As Frank Baur looks back on the year he went from All-America
quarterback to just a name on the waiver wire, he can find some
solace in what he thought was the worst day of his life.
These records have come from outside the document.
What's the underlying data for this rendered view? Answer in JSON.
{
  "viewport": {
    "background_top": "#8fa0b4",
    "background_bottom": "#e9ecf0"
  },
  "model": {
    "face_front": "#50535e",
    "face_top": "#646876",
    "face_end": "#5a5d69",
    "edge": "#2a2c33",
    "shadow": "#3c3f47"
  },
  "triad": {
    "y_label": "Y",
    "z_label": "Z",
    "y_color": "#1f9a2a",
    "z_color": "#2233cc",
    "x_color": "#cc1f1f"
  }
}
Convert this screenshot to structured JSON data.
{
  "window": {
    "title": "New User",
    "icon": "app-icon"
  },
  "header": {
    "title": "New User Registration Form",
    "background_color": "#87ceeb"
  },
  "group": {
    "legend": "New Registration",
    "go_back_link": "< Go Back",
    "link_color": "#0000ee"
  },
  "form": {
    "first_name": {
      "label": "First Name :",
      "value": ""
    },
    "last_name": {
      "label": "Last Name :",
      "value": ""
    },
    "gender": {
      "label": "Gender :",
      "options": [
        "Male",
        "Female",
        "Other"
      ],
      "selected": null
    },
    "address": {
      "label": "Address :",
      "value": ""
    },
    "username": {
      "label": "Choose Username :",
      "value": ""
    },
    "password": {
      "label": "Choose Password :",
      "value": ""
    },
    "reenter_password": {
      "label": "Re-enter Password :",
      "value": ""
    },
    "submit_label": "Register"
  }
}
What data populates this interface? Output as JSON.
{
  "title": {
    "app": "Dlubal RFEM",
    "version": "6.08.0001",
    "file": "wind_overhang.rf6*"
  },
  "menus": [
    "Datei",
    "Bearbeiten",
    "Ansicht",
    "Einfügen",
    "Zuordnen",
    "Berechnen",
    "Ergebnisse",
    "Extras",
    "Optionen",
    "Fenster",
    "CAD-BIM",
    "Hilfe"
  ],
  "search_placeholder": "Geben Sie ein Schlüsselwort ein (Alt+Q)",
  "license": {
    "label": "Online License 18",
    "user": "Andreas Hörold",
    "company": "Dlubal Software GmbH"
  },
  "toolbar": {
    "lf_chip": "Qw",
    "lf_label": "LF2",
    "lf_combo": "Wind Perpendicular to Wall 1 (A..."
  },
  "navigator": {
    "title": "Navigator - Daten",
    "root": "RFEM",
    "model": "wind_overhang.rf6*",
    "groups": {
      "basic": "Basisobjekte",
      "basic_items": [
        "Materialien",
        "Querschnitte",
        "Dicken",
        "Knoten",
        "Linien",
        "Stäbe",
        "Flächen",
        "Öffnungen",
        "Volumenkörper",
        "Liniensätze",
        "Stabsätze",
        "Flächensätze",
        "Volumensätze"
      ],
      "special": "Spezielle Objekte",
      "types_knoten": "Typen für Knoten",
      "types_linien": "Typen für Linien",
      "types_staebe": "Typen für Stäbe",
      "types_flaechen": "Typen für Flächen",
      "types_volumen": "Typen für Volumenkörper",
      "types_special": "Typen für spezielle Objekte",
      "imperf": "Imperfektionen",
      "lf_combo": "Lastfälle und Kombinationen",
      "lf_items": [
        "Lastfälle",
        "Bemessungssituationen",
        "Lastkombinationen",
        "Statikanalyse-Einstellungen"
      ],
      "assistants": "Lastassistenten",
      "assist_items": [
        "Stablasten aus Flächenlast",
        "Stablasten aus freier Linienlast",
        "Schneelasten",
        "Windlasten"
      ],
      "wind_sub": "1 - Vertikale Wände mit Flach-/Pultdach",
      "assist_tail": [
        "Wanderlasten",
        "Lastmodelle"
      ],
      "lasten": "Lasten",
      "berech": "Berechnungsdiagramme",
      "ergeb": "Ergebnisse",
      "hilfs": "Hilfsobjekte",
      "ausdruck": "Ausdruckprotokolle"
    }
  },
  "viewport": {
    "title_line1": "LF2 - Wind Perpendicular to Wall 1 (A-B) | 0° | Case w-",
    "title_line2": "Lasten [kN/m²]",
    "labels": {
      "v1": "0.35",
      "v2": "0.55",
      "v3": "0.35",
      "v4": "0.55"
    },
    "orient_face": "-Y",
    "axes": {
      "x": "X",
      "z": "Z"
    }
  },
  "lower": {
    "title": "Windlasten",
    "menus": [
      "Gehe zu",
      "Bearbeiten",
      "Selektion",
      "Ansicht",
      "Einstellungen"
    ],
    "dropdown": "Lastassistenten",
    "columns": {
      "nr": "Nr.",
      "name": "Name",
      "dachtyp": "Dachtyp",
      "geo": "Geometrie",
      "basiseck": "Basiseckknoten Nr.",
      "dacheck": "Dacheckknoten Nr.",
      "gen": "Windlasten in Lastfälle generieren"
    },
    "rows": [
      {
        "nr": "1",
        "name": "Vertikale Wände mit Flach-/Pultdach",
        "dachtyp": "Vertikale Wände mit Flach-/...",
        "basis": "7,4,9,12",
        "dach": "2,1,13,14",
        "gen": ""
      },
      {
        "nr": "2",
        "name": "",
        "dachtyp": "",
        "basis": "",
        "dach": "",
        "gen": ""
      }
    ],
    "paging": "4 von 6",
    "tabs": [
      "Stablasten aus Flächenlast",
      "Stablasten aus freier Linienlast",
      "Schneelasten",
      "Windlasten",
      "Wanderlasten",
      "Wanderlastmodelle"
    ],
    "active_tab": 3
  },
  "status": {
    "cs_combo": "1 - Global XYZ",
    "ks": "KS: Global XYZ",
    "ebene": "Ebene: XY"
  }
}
Baur
vividly remembers the morning in August 1990 when, as an
undrafted rookie quarterback in the New York Giants' training
camp, he was summoned to coach Bill Parcells's office. "Frank,
you have the size, strength and ability," Parcells told Baur.
"All you need is some experience, and behind Phil Simms and Jeff
Hostetler, you won't get it here."
A year earlier the 6'5", 214-pound Baur had, with Lou Holtz and
Ernie Davis, adorned the cover of SI's college football preview.
Coming off a terrific junior season at Lafayette (he'd thrown
for 2,621 yards and 23 touchdowns, and led all NCAA divisions in
passing efficiency), SI predicted he "could be one of the top
three quarterbacks taken in next spring's NFL draft." But after
being cut by the Giants, he was crushed. Crying throughout the 1
1/2-hour drive home to Wilkes-Barre, Pa., "I even had the guys
in the tollbooths in tears," says Baur.
Though Baur was plagued as a senior by tendinitis in his
throwing elbow, he still passed for 2,177 yards and 15
touchdowns and earned a trip to the Hula Bowl. "During practice
before the Hula Bowl I tried to throw a deep in-cut, and the
ball just died at the receiver's feet," says Baur. "I got
labeled as a guy who didn't have any zip on my ball."
In 1991 Baur was selected by the San Antonio Rough Riders of the
World Football League but injured his right shoulder in training
camp and never played a down. In '92 he signed with a minor
league team that folded before its first game. Between '92 and
'95, still clinging to his dream of playing in the NFL, Baur
worked odd jobs while serving as the off-season quarterback for
a pair of fellow Wilkes-Barre natives: the Ismail brothers,
Raghib and Qadry. In '95, at age 30, Baur gave up his dream of
playing pro football.
Now 33, Baur works as an investment operations analyst for
Franklin Mutual and resides in Andover, N.J., with his wife,
Cheryl, and their 18-month-old daughter, Julia. On his way to
work Baur passes by the fields at Fairleigh Dickinson where the
Giants trained nine years ago. "At first it was hard to let go,"
says Baur, who will be inducted into Lafayette's Hall of Fame in
November, "but every time I drive by those fields I think back
to the time when I was a Giant for a few weeks. I got a shot
that not a lot of people had."
the tollbooths in tears," says Baur.